When reading a book in translation, I often find myself wondering how true is the translation to the original? How does a translator convey those subtle and sometimes very particular cultural and linguistic nuances? How does an author feel about the translated version of his/her story? I asked an author that last question once, and he wittily replied that since he didn’t read x language at all, he really was quite pleased with the result.
So consider what would happen should a translator “go rogue.” In “Translator Translated,” perhaps my favorite of the novellas in Anita Desai’s The Artist of Disappearance (Houghton Mifflin Harcourt, 2011), we meet Prema, a hard working, underappreciated, college professor and expert in the regional Indian language Oriya. While attending an event at her alma mater, she runs into a former classmate, the glamorous, successful Tara, whom Prema has always admired. As the women begin to chat, they discover a mutual interest in literature: Tara has begun a new publishing venture, and brings Prema on as a translator.
Prema begins her work with the best of intentions, and with the publication of her first translation, finally experiences a hint of the professional and personal recognition she has desired for so long.
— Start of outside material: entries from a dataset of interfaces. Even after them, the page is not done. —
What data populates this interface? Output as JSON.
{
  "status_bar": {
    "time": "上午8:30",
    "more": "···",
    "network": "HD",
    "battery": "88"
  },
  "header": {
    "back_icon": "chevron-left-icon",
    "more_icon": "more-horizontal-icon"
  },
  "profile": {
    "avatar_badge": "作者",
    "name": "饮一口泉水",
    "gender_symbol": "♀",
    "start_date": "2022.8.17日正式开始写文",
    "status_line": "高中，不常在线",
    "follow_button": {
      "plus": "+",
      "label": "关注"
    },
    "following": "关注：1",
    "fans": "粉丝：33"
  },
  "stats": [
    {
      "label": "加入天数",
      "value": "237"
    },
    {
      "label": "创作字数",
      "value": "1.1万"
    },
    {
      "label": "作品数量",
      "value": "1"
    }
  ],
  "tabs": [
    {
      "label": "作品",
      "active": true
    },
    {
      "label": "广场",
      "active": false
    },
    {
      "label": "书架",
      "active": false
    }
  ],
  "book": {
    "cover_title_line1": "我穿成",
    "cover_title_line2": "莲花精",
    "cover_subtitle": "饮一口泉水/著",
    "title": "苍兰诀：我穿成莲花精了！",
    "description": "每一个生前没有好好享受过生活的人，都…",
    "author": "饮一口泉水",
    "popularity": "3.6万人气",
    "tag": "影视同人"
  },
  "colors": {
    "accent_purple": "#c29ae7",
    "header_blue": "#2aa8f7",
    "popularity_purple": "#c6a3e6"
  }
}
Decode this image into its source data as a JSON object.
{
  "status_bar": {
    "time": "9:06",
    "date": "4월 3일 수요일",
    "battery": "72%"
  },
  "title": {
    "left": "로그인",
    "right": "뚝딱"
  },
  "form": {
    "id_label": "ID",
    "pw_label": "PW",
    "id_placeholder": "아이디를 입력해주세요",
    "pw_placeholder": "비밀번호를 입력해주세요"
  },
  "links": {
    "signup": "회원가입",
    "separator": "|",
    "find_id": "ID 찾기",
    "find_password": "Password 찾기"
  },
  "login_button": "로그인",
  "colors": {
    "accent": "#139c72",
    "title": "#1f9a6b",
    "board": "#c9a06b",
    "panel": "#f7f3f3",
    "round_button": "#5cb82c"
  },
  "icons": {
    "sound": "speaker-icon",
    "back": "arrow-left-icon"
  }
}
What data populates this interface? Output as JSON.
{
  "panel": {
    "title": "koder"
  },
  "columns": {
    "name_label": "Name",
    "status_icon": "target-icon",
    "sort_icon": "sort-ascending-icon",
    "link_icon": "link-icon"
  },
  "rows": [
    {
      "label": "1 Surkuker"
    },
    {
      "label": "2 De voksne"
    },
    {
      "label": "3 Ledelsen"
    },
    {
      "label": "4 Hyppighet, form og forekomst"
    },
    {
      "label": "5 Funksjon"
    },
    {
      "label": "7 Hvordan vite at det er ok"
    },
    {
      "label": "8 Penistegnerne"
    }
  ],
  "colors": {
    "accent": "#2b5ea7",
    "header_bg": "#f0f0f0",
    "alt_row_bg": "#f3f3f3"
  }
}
With this boost to her ego, she goes on to the second project, but soon discovers she could substantially “improve” the storyline of the original work. She begins to rewrite the novel, and one can see how it can only unravel from there. The novella is a quiet, thoughtful contemplation not only of the process of translation and the role of the translator, but also of the fundamental human need to be seen and acknowledged.